The BP joined a rally on the steps of City Hall on June 28 in which he advocated for more public bathrooms to open up around the city. During the conference, Levine told amNewYork Metro that he believes the MTA should restore public bathrooms for commuters. With bathrooms in over 76 subway stations closed, riders are forced to exit the mass transit system to find a “place to go.”
“Personally, I strongly believe the MTA needs to reopen the bathrooms in its system. There are over 70. They were closed under the pretense of the pandemic. I’m not sure whether that was ever justified. But at this point, there’s no justification. We need those bathrooms opened throughout the system,” Levine told amNewYork Metro.

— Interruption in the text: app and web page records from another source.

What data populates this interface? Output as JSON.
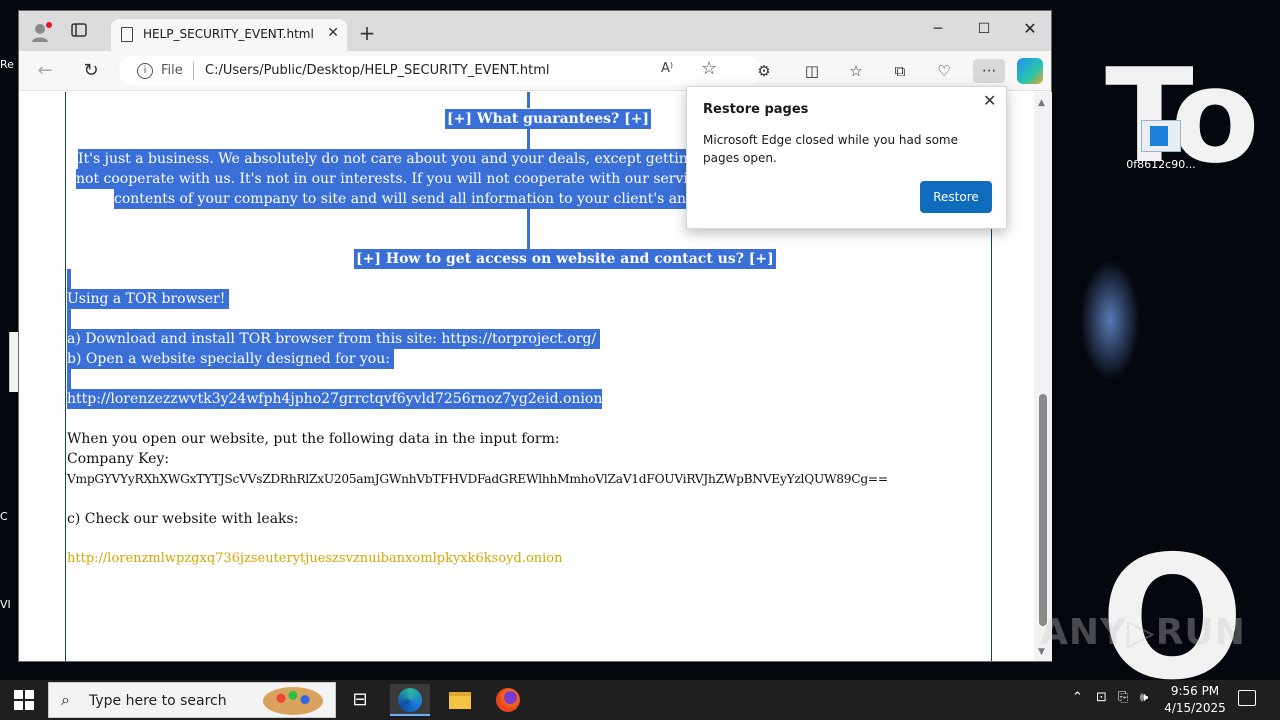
{
  "desktop": {
    "bg_text_1": "To",
    "bg_text_2": "O",
    "icon_label": "0f8612c90...",
    "left_labels": [
      "Re",
      "C",
      "VI"
    ]
  },
  "browser": {
    "tab_title": "HELP_SECURITY_EVENT.html",
    "address": {
      "scheme_label": "File",
      "url": "C:/Users/Public/Desktop/HELP_SECURITY_EVENT.html",
      "read_aloud": "A⁾"
    }
  },
  "page": {
    "heading_guarantees": "[+] What guarantees? [+]",
    "guarantees_lines": [
      "It's just a business. We absolutely do not care about you and your deals, except getting benefits. If we",
      "not cooperate with us. It's not in our interests. If you will not cooperate with our service - for us, it's d",
      "contents of your company to site and will send all information to your client's and mass media. Y"
    ],
    "heading_access": "[+] How to get access on website and contact us? [+]",
    "using_tor": "Using a TOR browser!",
    "step_a": "a) Download and install TOR browser from this site: https://torproject.org/",
    "step_b": "b) Open a website specially designed for you:",
    "onion_link_1": "http://lorenzezzwvtk3y24wfph4jpho27grrctqvf6yvld7256rnoz7yg2eid.onion",
    "instruction": "When you open our website, put the following data in the input form:",
    "company_key_label": "Company Key:",
    "company_key": "VmpGYVYyRXhXWGxTYTJScVVsZDRhRlZxU205amJGWnhVbTFHVDFadGREWlhhMmhoVlZaV1dFOUViRVJhZWpBNVEyYzlQUW89Cg==",
    "step_c": "c) Check our website with leaks:",
    "onion_link_2": "http://lorenzmlwpzgxq736jzseuterytjueszsvznuibanxomlpkyxk6ksoyd.onion"
  },
  "restore_popup": {
    "title": "Restore pages",
    "message": "Microsoft Edge closed while you had some pages open.",
    "button": "Restore",
    "button_color": "#0f6cbd"
  },
  "watermark": "ANY▷RUN",
  "taskbar": {
    "search_placeholder": "Type here to search",
    "time": "9:56 PM",
    "date": "4/15/2025"
  },
  "colors": {
    "selection": "#3a6fd8",
    "link": "#d9a300"
  }
}
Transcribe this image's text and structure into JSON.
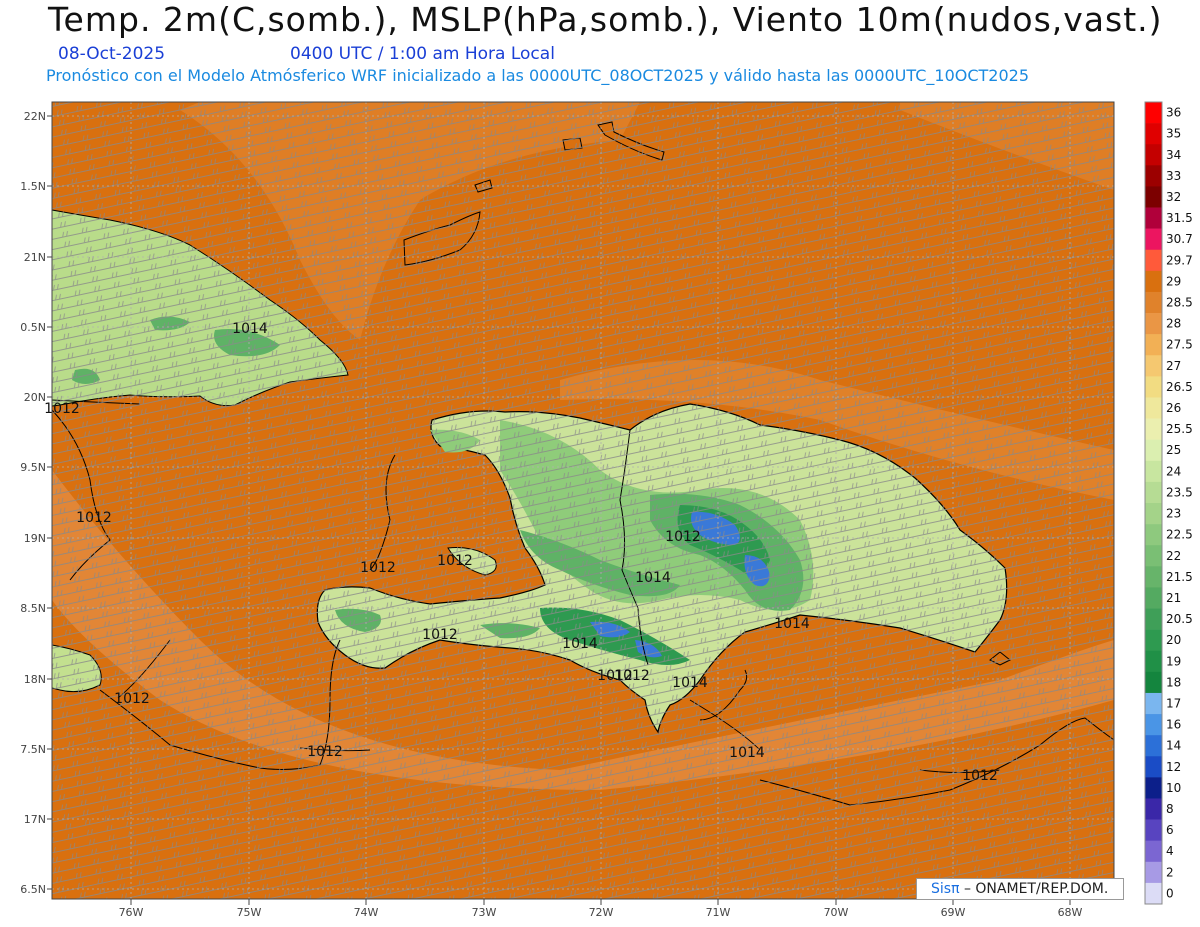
{
  "header": {
    "title": "Temp. 2m(C,somb.), MSLP(hPa,somb.), Viento 10m(nudos,vast.)",
    "date": "08-Oct-2025",
    "time": "0400 UTC / 1:00 am Hora Local",
    "model_info": "Pronóstico con el Modelo Atmósferico WRF inicializado a las 0000UTC_08OCT2025 y válido hasta las  0000UTC_10OCT2025"
  },
  "map": {
    "lat_labels": [
      "22N",
      "1.5N",
      "21N",
      "0.5N",
      "20N",
      "9.5N",
      "19N",
      "8.5N",
      "18N",
      "7.5N",
      "17N",
      "6.5N"
    ],
    "lon_labels": [
      "76W",
      "75W",
      "74W",
      "73W",
      "72W",
      "71W",
      "70W",
      "69W",
      "68W"
    ],
    "isobar_labels": [
      "1014",
      "1012",
      "1012",
      "1012",
      "1012",
      "1012",
      "1012",
      "1012",
      "1012",
      "1014",
      "1014",
      "1014",
      "1012",
      "1014",
      "1014",
      "1012",
      "1012"
    ],
    "colors": {
      "ocean": "#d9700f",
      "ocean_light": "#e48a3b",
      "land_low": "#d9e49a",
      "land_mid": "#8fcc7a",
      "land_high": "#2e9a50",
      "peak": "#3a79d8",
      "contour": "#000000",
      "barb": "#8a8a8a"
    }
  },
  "colorbar": {
    "labels": [
      "36",
      "35",
      "34",
      "33",
      "32",
      "31.5",
      "30.7",
      "29.7",
      "29",
      "28.5",
      "28",
      "27.5",
      "27",
      "26.5",
      "26",
      "25.5",
      "25",
      "24",
      "23.5",
      "23",
      "22.5",
      "22",
      "21.5",
      "21",
      "20.5",
      "20",
      "19",
      "18",
      "17",
      "16",
      "14",
      "12",
      "10",
      "8",
      "6",
      "4",
      "2",
      "0"
    ],
    "colors": [
      "#ff0000",
      "#e00000",
      "#c40000",
      "#9c0000",
      "#7c0000",
      "#b0003a",
      "#ec1560",
      "#ff5a3a",
      "#d9700f",
      "#e0822b",
      "#ea9645",
      "#f2b055",
      "#f5c870",
      "#f2dc82",
      "#efe89c",
      "#ebefaf",
      "#dbefb0",
      "#c8e6a0",
      "#b6dc94",
      "#a4d389",
      "#8ec97e",
      "#7abf74",
      "#67b46a",
      "#54aa61",
      "#3f9f58",
      "#2e9a50",
      "#209047",
      "#14853e",
      "#7ab6ef",
      "#4a95e6",
      "#2c70d8",
      "#1a4cc6",
      "#0c1f8a",
      "#3a27a8",
      "#5844c0",
      "#7b66d2",
      "#a79ae5",
      "#dcdcf6"
    ]
  },
  "footer": {
    "brand_prefix": "Sis",
    "brand_pi": "π",
    "brand_suffix": " – ONAMET/REP.DOM."
  }
}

This comes as Mayor Eric Adams and others campaign for New Yorkers to ditch remote and hybrid work and return full time to offices in hope of kickstarting the city financially. Yet with droves of people expected to return to the subway system, they are still in 2022 left without a place to heed the call of nature during their ride.
“That certainly is part of the solution here,” Levine added.
But the MTA rejects that notion. According to an MTA spokesperson, the transit system is concentrating on keeping platforms clean while also citing safety concerns as reasons to keep the restrooms padlocked for now.
“The MTA prioritizes cleaning of station platforms and train cars used by millions of New Yorkers and will not compromise the safety of its riders and staff by opening public bathrooms at a time when resources are not available to also provide bathrooms with necessary cleaning and security,” MTA Spokesperson Dave Steckel said.
Since January, MTA Chair and CEO Janno Lieber has shut the lid on this debate, emphasizing that reopening subway restrooms are not a priority at this time. All cleaning crews have been diverted since the pandemic to daily disinfecting of subway cars.
The Union Square subway station is one of many sites where bathrooms remained shuttered, and Rayquan Drew disagrees with this decision. He believes that the MTA should have the resources to instill safety and cleanliness.
“They have to have somebody monitoring it. Unfortunately, you have a lot of people due to the pandemic that’s living on the streets, living in the train [who are going to use the bathroom.] So, if you have somebody monitoring it, you could leave it open. I just don’t want that place dirty,” Drew said.
Jonathan, a frequent subway rider traversing through Union Square recalls how the restrooms in the subway system were never clean to begin with, and with COVID-19 still lingering that cleanliness is paramount.
“The bathrooms are never washed, never cleaned, and there are always homeless people sleeping in there,” Jonathan said. “If they open it up, they should clean it like three times a day.”
Jay Ramos thinks now is the right time to reinstate subway restrooms, especially since above ground there are limited options due to shuttered public restrooms and storefronts require patronage before utilizing their facilities.
“I feel it’s time to open it right back up because anywhere is dangerous and at the end of the day we need somewhere to use the bathroom. You never know when someone has to go. It’s better to have a bathroom,” Ramos said.